  5. Using your domainname registrar's control panel, switch the nameservers for the NEW domainname to point at the nameservers that come with the NEW hosting account (this will cause all traffic for the NEW domainname to be sent to the server associated with your NEW hosting account - mail will begin accumulating in the NEW POP3 account you created, and your NEW website will be visible in your web browser).

    Note: if you add your NEW POP3 account to your POP3 client before the nameserver change has propagated (which may take up to 48 hours), you'll see an error message when your client tries to check the mailbox. This is normal. The message will disappear once the nameserver change has propagated. You can either leave the NEW account active and ignore the messages, temporarily disable the NEW account, or avoid creating the NEW account in your POP3 client until the nameserver change has propagated.

    Note: if you access your NEW website before the nameserver change has propagated, you will likely see your domainname registrar's holding page.

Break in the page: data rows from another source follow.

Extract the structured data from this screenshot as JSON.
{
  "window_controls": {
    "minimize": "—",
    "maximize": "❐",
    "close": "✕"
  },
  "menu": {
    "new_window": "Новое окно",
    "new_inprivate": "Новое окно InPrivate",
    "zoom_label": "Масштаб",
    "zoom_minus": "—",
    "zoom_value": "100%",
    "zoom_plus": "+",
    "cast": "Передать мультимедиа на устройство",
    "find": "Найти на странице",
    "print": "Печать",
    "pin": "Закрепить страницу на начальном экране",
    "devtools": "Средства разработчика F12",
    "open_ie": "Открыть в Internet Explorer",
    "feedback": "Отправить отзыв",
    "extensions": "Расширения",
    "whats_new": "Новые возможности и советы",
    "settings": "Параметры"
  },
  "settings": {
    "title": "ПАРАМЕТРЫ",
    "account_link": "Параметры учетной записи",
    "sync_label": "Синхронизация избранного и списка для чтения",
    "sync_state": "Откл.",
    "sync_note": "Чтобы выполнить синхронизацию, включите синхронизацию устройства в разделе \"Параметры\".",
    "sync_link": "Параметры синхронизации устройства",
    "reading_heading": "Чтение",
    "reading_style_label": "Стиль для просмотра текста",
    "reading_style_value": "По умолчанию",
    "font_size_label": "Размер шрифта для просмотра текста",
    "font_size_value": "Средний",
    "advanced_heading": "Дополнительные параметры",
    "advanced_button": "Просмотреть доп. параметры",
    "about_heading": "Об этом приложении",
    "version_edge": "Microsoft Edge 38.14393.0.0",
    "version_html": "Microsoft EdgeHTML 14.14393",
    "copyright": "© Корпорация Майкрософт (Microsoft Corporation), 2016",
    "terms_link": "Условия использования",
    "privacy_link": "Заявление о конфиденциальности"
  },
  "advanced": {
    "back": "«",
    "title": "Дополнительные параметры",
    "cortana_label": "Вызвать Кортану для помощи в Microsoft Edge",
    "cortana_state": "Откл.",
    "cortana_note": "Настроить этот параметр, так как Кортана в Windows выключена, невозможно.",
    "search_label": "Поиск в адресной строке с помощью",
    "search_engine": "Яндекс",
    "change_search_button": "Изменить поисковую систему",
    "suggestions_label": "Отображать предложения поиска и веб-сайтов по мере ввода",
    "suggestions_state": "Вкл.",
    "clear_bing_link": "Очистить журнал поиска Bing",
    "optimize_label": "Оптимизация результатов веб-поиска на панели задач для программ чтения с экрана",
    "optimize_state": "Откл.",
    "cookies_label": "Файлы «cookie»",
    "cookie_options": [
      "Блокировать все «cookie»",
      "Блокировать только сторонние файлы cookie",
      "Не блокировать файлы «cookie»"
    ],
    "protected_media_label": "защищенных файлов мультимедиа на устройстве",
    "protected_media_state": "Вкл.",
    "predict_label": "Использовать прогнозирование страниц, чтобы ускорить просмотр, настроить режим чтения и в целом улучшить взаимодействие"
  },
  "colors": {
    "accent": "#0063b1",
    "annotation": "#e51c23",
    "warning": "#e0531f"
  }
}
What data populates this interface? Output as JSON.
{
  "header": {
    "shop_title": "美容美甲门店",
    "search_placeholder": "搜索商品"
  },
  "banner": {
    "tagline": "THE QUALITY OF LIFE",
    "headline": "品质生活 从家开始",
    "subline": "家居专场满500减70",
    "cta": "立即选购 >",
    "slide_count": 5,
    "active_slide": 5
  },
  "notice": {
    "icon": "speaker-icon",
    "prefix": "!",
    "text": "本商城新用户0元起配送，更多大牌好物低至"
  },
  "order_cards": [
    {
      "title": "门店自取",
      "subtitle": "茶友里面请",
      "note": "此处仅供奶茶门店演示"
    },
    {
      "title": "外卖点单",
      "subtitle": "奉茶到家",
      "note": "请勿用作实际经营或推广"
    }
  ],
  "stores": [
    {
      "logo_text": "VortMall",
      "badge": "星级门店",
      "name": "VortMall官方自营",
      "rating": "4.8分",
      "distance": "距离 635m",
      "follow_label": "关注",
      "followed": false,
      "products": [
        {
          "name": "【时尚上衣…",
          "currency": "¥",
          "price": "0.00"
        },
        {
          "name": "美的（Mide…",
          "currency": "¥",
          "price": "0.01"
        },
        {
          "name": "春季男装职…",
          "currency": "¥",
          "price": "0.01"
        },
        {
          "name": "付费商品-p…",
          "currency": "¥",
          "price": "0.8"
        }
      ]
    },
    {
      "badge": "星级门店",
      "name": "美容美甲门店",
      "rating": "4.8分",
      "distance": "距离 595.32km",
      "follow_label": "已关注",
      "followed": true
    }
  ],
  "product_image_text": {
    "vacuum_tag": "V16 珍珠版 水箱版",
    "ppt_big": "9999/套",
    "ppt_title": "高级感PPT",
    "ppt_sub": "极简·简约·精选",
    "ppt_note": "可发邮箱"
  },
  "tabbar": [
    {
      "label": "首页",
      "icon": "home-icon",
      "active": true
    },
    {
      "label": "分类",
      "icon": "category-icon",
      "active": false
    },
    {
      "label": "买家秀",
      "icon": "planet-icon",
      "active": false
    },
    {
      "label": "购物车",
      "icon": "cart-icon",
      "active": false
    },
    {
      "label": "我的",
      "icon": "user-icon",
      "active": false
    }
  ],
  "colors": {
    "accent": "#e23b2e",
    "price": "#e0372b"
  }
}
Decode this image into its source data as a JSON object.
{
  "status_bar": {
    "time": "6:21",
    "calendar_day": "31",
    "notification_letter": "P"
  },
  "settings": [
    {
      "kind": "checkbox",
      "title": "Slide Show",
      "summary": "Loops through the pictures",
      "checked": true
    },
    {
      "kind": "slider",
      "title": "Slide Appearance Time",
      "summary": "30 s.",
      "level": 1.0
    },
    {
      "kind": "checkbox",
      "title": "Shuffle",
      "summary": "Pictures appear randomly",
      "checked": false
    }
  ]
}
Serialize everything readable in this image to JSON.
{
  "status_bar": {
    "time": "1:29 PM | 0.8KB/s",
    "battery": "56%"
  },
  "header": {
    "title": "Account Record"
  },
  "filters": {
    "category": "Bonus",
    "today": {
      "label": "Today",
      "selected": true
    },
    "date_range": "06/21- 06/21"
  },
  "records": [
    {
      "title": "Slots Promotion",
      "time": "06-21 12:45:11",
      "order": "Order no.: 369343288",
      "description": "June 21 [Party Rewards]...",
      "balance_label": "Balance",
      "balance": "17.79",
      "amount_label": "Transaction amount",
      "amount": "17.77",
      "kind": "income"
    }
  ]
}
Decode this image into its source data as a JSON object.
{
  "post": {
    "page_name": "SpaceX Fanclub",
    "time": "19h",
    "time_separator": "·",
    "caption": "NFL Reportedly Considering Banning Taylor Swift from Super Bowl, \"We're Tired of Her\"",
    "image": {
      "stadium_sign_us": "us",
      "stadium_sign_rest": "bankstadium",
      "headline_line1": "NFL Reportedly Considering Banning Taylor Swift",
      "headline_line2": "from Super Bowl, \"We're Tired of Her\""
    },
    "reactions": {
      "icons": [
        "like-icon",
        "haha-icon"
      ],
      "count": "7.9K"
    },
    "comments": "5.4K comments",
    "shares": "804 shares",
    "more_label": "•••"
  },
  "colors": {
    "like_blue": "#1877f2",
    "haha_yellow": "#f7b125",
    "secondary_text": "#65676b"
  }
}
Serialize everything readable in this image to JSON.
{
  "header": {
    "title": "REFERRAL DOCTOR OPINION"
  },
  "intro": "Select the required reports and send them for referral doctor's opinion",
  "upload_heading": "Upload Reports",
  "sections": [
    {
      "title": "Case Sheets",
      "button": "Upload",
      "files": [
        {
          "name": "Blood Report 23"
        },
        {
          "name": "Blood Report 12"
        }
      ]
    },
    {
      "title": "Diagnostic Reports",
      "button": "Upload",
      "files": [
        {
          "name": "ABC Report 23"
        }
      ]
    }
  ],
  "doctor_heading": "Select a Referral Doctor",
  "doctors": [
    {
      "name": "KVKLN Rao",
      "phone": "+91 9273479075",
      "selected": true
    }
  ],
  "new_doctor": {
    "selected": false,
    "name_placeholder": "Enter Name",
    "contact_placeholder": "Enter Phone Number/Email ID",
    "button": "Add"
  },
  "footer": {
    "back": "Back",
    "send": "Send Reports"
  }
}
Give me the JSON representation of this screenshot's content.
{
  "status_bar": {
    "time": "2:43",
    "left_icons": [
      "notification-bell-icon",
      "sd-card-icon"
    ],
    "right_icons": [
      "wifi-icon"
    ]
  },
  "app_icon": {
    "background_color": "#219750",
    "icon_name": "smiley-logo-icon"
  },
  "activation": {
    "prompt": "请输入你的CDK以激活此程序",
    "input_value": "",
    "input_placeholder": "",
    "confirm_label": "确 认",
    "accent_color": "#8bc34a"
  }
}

  6. Using your domainname registrar's control panel, set the web forwarding for the OLD domainname to point at your NEW domainname.
  7. Using your domainname registrar's control panel, set the email forwarding for the OLD domainname to point at your NEW POP3 account.
  8. Using your domainname registrar's control panel, switch the nameservers for the OLD domainname to point at the nameservers of your domainname registrar (until this is done, web and email forwarding will not work).

    Note: until the nameserver change has propagated, your OLD website will remain visible, and email will not be forwarded.

Once this second nameserver change has propagated, email and web traffic for your OLD domainname will be sent to the servers of your domainname registrar, where it will be forwarded, using their web and email forwarding service, to your NEW domainname.

To send mail from an address associated with your OLD domainame, simply change your email address in the NEW account settings of your POP3 client. You may wish to use Identities or Profiles to maintain a separate inbox/sent items, or use rules/filters to separate the old mail into a separate folder, and/or, create a separate POP3 mailbox on the NEW hosting account to receive the mail. However, documenting these processes is beyond the scope of this document.

Hint: to get people using your NEW email address, simply reply to their emails from your NEW address. This will go into their addressbooks. Ensure to set your reply-to setting to your NEW address. Eventually, hardly anyone will use your old address anymore, and you can politely ask people that do to update their addressbooks. This process may take several years to complete, however.

Note: changes to DNS records (such as your nameserver settings) can take up to 48 hours to become active. This is a limitation of DNS which cannot be worked around, and is a consequence of the distributed nature of the internet. Indeed, while your DNS changes are propagating, some DNS servers may report your old settings, while others will report your new settings. This may cause anomalous behaviour. If you experience strangeness, and you've modified your DNS records within the last 48 hours, you should wait several hours, and retry whatever you are doing. You may need to reboot your computer in order to have it recognise a DNS change.